Dell Confirms It Has A Mini-Notebook - InformationWeek

InformationWeek is part of the Informa Tech Division of Informa PLC

This site is operated by a business or businesses owned by Informa PLC and all copyright resides with them.Informa PLC's registered office is 5 Howick Place, London SW1P 1WG. Registered in England and Wales. Number 8860726.

Infrastructure // PC & Servers

Dell Confirms It Has A Mini-Notebook

Though details aren't finalized, Michael Dell's prototype includes three USB ports, a card reader, a VGA out, and an Ethernet connection.

Dell's Upcoming Mini-Notebook

Dell has confirmed that it has built a mini-notebook that would compete with similar ultra-portable machines from Hewlett-Packard and Asus.

While acknowledging the upcoming product exists, Dell has declined to provide details other than screenshots of the device on the company's blog. "Stay tuned for details" is all a company spokeswoman would say.

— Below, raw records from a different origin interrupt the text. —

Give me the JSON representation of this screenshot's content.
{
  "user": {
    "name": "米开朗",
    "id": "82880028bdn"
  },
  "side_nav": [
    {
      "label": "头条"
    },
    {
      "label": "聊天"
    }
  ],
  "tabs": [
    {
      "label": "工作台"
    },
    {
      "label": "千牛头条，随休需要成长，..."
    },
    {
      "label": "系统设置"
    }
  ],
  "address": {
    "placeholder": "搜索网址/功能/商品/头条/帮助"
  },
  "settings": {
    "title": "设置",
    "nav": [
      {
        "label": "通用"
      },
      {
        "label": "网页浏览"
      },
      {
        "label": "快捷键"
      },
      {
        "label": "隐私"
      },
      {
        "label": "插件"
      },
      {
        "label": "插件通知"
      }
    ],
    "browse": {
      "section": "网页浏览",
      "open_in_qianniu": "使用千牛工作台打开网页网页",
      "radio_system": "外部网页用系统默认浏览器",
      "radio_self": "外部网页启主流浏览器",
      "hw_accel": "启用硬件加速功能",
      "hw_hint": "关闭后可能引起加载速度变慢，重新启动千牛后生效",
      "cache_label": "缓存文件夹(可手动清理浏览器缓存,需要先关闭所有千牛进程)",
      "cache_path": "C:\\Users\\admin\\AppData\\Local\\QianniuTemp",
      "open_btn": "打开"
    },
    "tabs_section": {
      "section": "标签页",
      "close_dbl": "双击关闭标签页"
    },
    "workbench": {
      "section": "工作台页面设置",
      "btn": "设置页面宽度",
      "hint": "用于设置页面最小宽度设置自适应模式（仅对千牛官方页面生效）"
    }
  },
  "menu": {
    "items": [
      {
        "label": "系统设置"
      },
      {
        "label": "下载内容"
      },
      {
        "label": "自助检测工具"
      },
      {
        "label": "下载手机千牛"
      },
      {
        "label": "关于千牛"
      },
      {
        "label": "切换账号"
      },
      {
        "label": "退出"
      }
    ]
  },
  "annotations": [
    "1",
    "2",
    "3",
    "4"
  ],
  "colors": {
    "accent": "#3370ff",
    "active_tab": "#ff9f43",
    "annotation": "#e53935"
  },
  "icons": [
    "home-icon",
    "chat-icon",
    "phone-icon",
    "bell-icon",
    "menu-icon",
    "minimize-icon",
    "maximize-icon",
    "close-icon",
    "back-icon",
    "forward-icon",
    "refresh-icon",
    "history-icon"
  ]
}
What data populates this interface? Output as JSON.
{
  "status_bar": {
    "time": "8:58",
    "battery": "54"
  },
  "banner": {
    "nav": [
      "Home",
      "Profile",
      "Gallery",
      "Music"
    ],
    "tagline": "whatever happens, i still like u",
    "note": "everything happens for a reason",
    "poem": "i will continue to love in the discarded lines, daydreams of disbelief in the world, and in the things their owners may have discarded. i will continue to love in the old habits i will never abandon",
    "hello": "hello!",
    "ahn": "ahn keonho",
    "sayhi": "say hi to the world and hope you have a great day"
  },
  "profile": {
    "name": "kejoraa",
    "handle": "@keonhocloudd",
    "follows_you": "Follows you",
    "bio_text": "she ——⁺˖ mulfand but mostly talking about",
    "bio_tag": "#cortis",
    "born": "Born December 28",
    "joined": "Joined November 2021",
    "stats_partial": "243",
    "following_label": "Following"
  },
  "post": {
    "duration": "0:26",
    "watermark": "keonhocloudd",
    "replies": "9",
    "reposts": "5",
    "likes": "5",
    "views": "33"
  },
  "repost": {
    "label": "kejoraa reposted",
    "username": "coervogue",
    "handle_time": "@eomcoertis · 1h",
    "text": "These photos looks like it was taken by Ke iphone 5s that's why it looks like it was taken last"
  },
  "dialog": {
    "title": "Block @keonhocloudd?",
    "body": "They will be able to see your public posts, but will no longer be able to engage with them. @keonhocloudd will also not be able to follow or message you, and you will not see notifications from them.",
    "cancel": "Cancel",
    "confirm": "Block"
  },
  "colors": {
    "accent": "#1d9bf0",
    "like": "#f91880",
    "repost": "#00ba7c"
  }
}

CEO Michael Dell sparked news reports of the mini-notebook when he showed the device on Wednesday to blogger Brian Lam of Gizmodo at The Wall Street Journal's D: All Things Digital conference. Beyond giving a quick look at the candy red notebook, Dell declined to give any details.

Lam, however, said he saw three USB ports, a card reader, a VGA out, and an Ethernet connection. VGA, or video graphics array, refers to the hardware in a computer for connecting to an external display.

While the actual size of the device hasn't been disclosed, the notebook appears small enough to compete with HP's 2133 and Asus' Eee PC. The HP machine sports an 8.9-inch display, and the Eee PC comes in an 8.9- and 7-inch model.

Asus sparked the sub-$500 mini-notebook craze with the introduction of the Eee PC in October 2007. Since then, the Taiwanese company has sold more than 350,000 units, and said it's on track to sell between 3 million and 5 million notebooks by the end of this year.

While sales have been strong among computer enthusiasts, the ultra-low-cost notebooks are expected to eventually find their place in the mainstream PC market as an inexpensive option for students and as a second computer for accessing the Web on the road at Wi-Fi hotspots, according to IDC.

Worldwide shipments will grow from less than 500,000 units last year to more than 9 million in 2012, IDC predicts. Because of low average selling prices, revenue will be less than $3 billion. As a percentage of the total consumer PC market, the devices will remain under 5% through the forecast period.

We welcome your comments on this topic on our social media channels, or [contact us directly] with questions about the site.
Comment  | 
Print  | 
More Insights
InformationWeek Is Getting an Upgrade!

Find out more about our plans to improve the look, functionality, and performance of the InformationWeek site in the coming months.

IT Leadership: 10 Ways to Unleash Enterprise Innovation
Lisa Morgan, Freelance Writer,  6/8/2021
Preparing for the Upcoming Quantum Computing Revolution
John Edwards, Technology Journalist & Author,  6/3/2021
How SolarWinds Changed Cybersecurity Leadership's Priorities
Jessica Davis, Senior Editor, Enterprise Apps,  5/26/2021
White Papers
Register for InformationWeek Newsletters
Current Issue
Planning Your Digital Transformation Roadmap
Download this report to learn about the latest technologies and best practices or ensuring a successful transition from outdated business transformation tactics.
Flash Poll